» What to work on:
Below are some records; give them all again exactly, but not the pictures.

» Data provided:
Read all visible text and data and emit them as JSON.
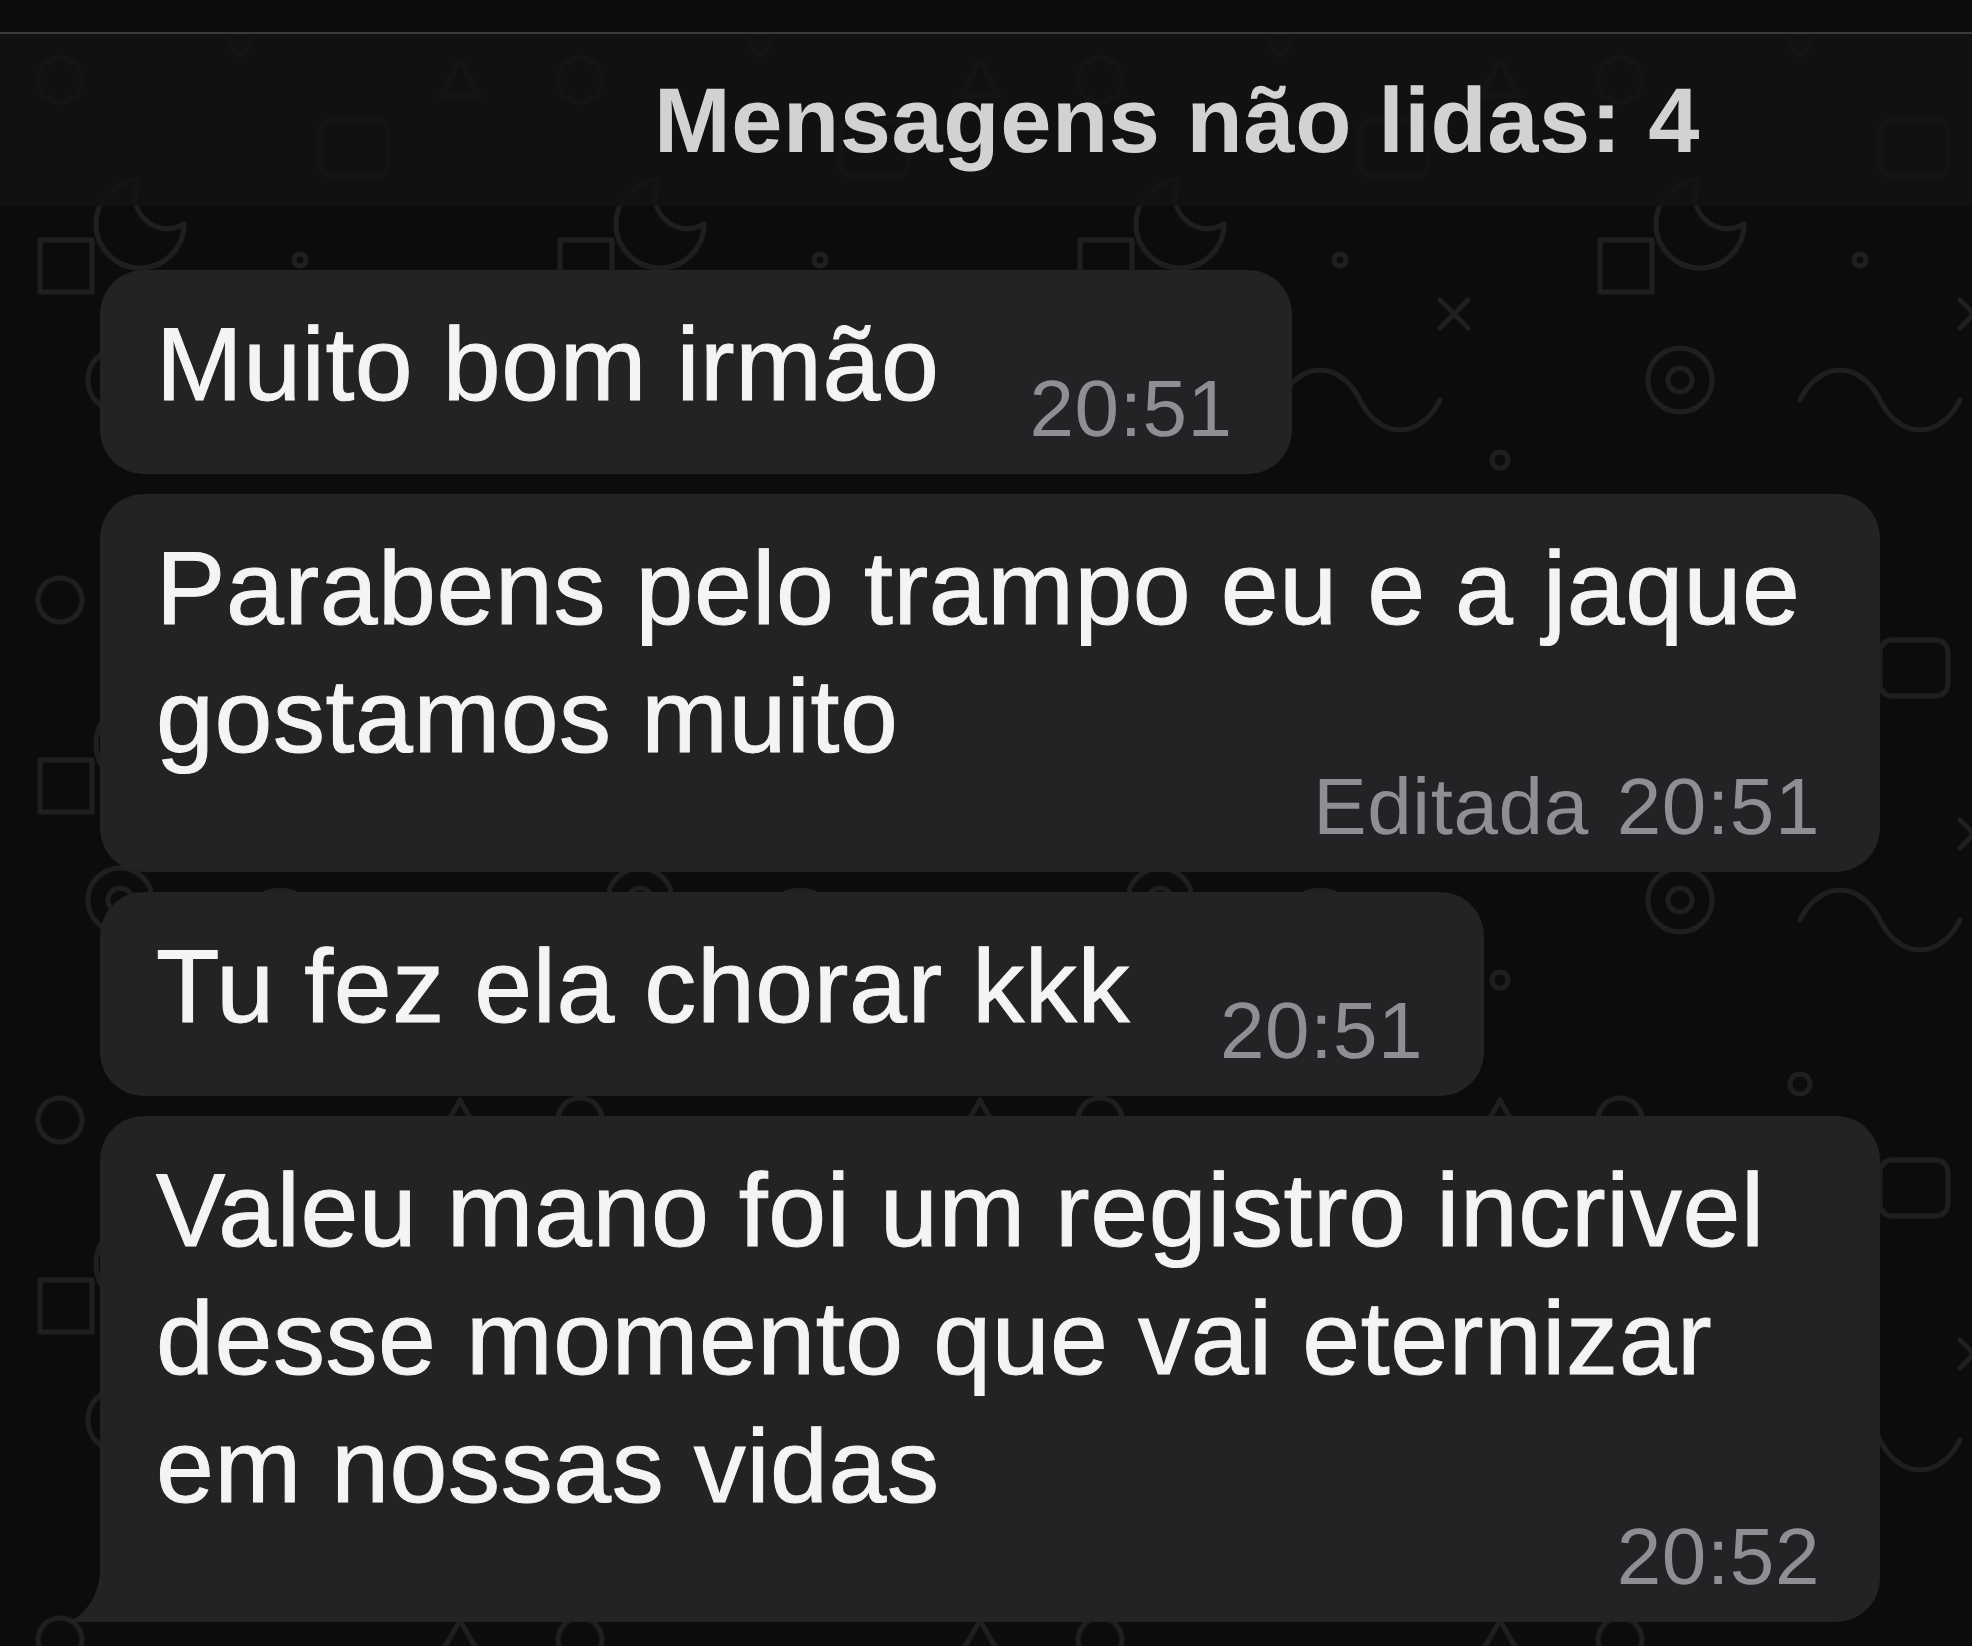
{
  "unread_banner": {
    "label": "Mensagens não lidas: 4"
  },
  "messages": [
    {
      "text": "Muito bom irmão",
      "time": "20:51",
      "tail": false
    },
    {
      "text": "Parabens pelo trampo eu e a jaque gostamos muito",
      "edited_label": "Editada",
      "time": "20:51",
      "tail": false
    },
    {
      "text": "Tu fez ela chorar kkk",
      "time": "20:51",
      "tail": false
    },
    {
      "text": "Valeu mano foi um registro incrivel desse momento que vai eternizar em nossas vidas",
      "time": "20:52",
      "tail": true
    }
  ]
}
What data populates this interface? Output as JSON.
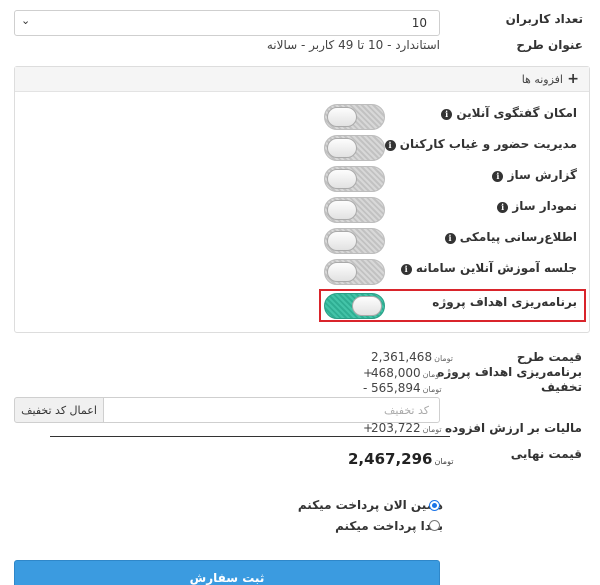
{
  "top": {
    "users_label": "تعداد کاربران",
    "users_value": "10",
    "plan_title_label": "عنوان طرح",
    "plan_title_value": "استاندارد - 10 تا 49 کاربر - سالانه"
  },
  "addons": {
    "header": "افزونه ها",
    "items": [
      {
        "name": "امکان گفتگوی آنلاین",
        "enabled": false
      },
      {
        "name": "مدیریت حضور و غیاب کارکنان",
        "enabled": false
      },
      {
        "name": "گزارش ساز",
        "enabled": false
      },
      {
        "name": "نمودار ساز",
        "enabled": false
      },
      {
        "name": "اطلاع‌رسانی پیامکی",
        "enabled": false
      },
      {
        "name": "جلسه آموزش آنلاین سامانه",
        "enabled": false
      },
      {
        "name": "برنامه‌ریزی اهداف پروژه",
        "enabled": true
      }
    ]
  },
  "pricing": {
    "plan_price_label": "قیمت طرح",
    "plan_price_value": "2,361,468",
    "addon_label": "برنامه‌ریزی اهداف پروژه",
    "addon_value": "468,000",
    "addon_sign": "+",
    "discount_label": "تخفیف",
    "discount_value": "565,894",
    "discount_sign": "-",
    "currency": "تومان",
    "discount_placeholder": "کد تخفیف",
    "discount_button": "اعمال کد تخفیف",
    "vat_label": "مالیات بر ارزش افزوده",
    "vat_value": "203,722",
    "vat_sign": "+",
    "total_label": "قیمت نهایی",
    "total_value": "2,467,296"
  },
  "payment": {
    "now_label": "همین الان پرداخت میکنم",
    "later_label": "بعدا پرداخت میکنم",
    "selected": "now"
  },
  "submit_label": "ثبت سفارش",
  "colors": {
    "toggle_on": "#2fae93",
    "highlight": "#d9242b",
    "submit": "#3b9be0"
  }
}
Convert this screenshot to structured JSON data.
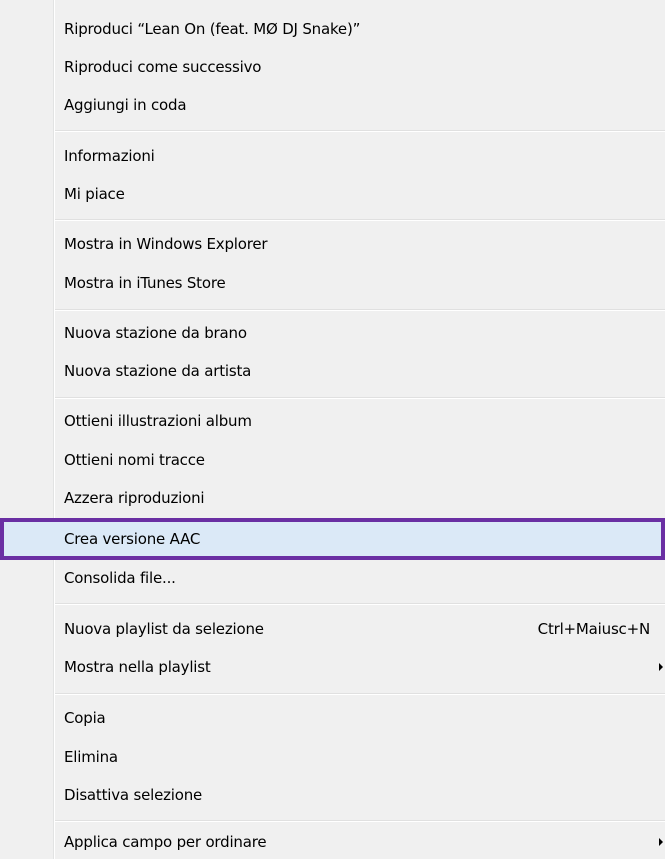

» Exercise solution:
Read all visible text and data and emit them as JSON.
{
  "unread_banner": {
    "label": "Mensagens não lidas: 4"
  },
  "messages": [
    {
      "text": "Muito bom irmão",
      "time": "20:51",
      "tail": false
    },
    {
      "text": "Parabens pelo trampo eu e a jaque gostamos muito",
      "edited_label": "Editada",
      "time": "20:51",
      "tail": false
    },
    {
      "text": "Tu fez ela chorar kkk",
      "time": "20:51",
      "tail": false
    },
    {
      "text": "Valeu mano foi um registro incrivel desse momento que vai eternizar em nossas vidas",
      "time": "20:52",
      "tail": true
    }
  ]
}
What data populates this interface? Output as JSON.
{
  "top": {
    "users_label": "تعداد کاربران",
    "users_value": "10",
    "plan_title_label": "عنوان طرح",
    "plan_title_value": "استاندارد - 10 تا 49 کاربر - سالانه"
  },
  "addons": {
    "header": "افزونه ها",
    "items": [
      {
        "name": "امکان گفتگوی آنلاین",
        "enabled": false
      },
      {
        "name": "مدیریت حضور و غیاب کارکنان",
        "enabled": false
      },
      {
        "name": "گزارش ساز",
        "enabled": false
      },
      {
        "name": "نمودار ساز",
        "enabled": false
      },
      {
        "name": "اطلاع‌رسانی پیامکی",
        "enabled": false
      },
      {
        "name": "جلسه آموزش آنلاین سامانه",
        "enabled": false
      },
      {
        "name": "برنامه‌ریزی اهداف پروژه",
        "enabled": true
      }
    ]
  },
  "pricing": {
    "plan_price_label": "قیمت طرح",
    "plan_price_value": "2,361,468",
    "addon_label": "برنامه‌ریزی اهداف پروژه",
    "addon_value": "468,000",
    "addon_sign": "+",
    "discount_label": "تخفیف",
    "discount_value": "565,894",
    "discount_sign": "-",
    "currency": "تومان",
    "discount_placeholder": "کد تخفیف",
    "discount_button": "اعمال کد تخفیف",
    "vat_label": "مالیات بر ارزش افزوده",
    "vat_value": "203,722",
    "vat_sign": "+",
    "total_label": "قیمت نهایی",
    "total_value": "2,467,296"
  },
  "payment": {
    "now_label": "همین الان پرداخت میکنم",
    "later_label": "بعدا پرداخت میکنم",
    "selected": "now"
  },
  "submit_label": "ثبت سفارش",
  "colors": {
    "toggle_on": "#2fae93",
    "highlight": "#d9242b",
    "submit": "#3b9be0"
  }
}
Convert this screenshot to structured JSON data.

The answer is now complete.